The training cycle is a useful tool for understanding all of the stages that need to be incorporated into an effective training program. The cycle can be broken down into three basic stages: planning, doing and evaluating, but as each stage can be further subdivided, it is not unusual to see cycles depicted with up to five stages. The Investors in People's Continuous Improvement Model shows a similar cycle with ten stages that could be used for developing a training program. However, the basic idea is the same.
The first stage in the cycle is the identification of training needs. Without sufficient consideration of what skills are needed in the workplace and which employees will benefit from undergoing a particular training course, time and money is likely to be wasted. A study by Oxford's Continuing Professional Development Centre found that 50% of training had still not been used in the workplace a year after it was delivered, and was not expected to be used in the future.
Failing to target the right needs can be a costly mistake. Sending employees on irrelevant courses also risks damaging their motivation, as they will begin to see training as unnecessary rather than as a good opportunity.
The second stage is training delivery.
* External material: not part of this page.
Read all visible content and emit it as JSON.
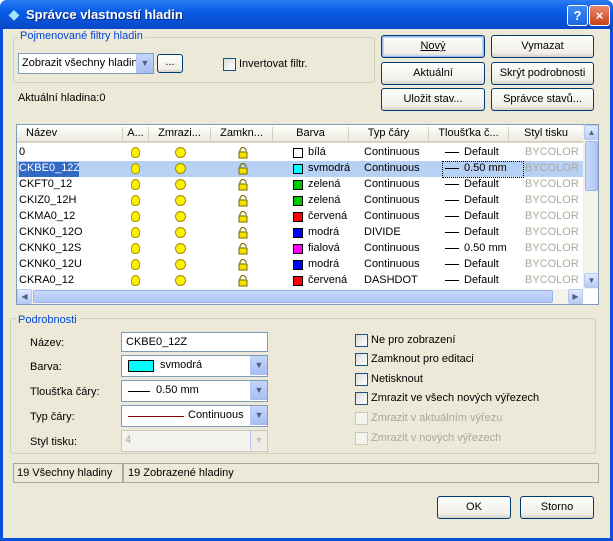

It can be divided into several smaller phases, including preparation and design, completion of training, and applying what has been learned in the workplace, or considered as a single stage in the training cycle.
Good planning at this stage can help to boost attendance and encourage trainees to use their new skills when they return. It can also help to alleviate the time and cost constraints identified by 48% and 60%, respectively, of the employers who told the Employer Skills Survey that they would like to be able to offer more training.
The third stage of the cycle is evaluation. Assessing how successful the training has been will be important for planning the future of the training program. It will show which courses and teaching techniques have been most effective at meeting the needs that were identified at the beginning of the cycle.Evaluation can also enable employees to have a say on the relevance and usefulness of the training they have undergone, which can keep them invested in the ongoing training program. The best training options can be offered again to new employees, while those that were unsuccessful or unpopular can be replaced with more suitable choices.
One of the most important features of the cycle is its circular nature. Once the evaluation stage has been completed, the cycle begins again, with a new identification of needs. The model emphasises the importance of seeing training as an ongoing process rather than a one-off fix. Businesses need to keep looking for new needs that can be addressed by training, updating their training programs, and checking that they are working effectively.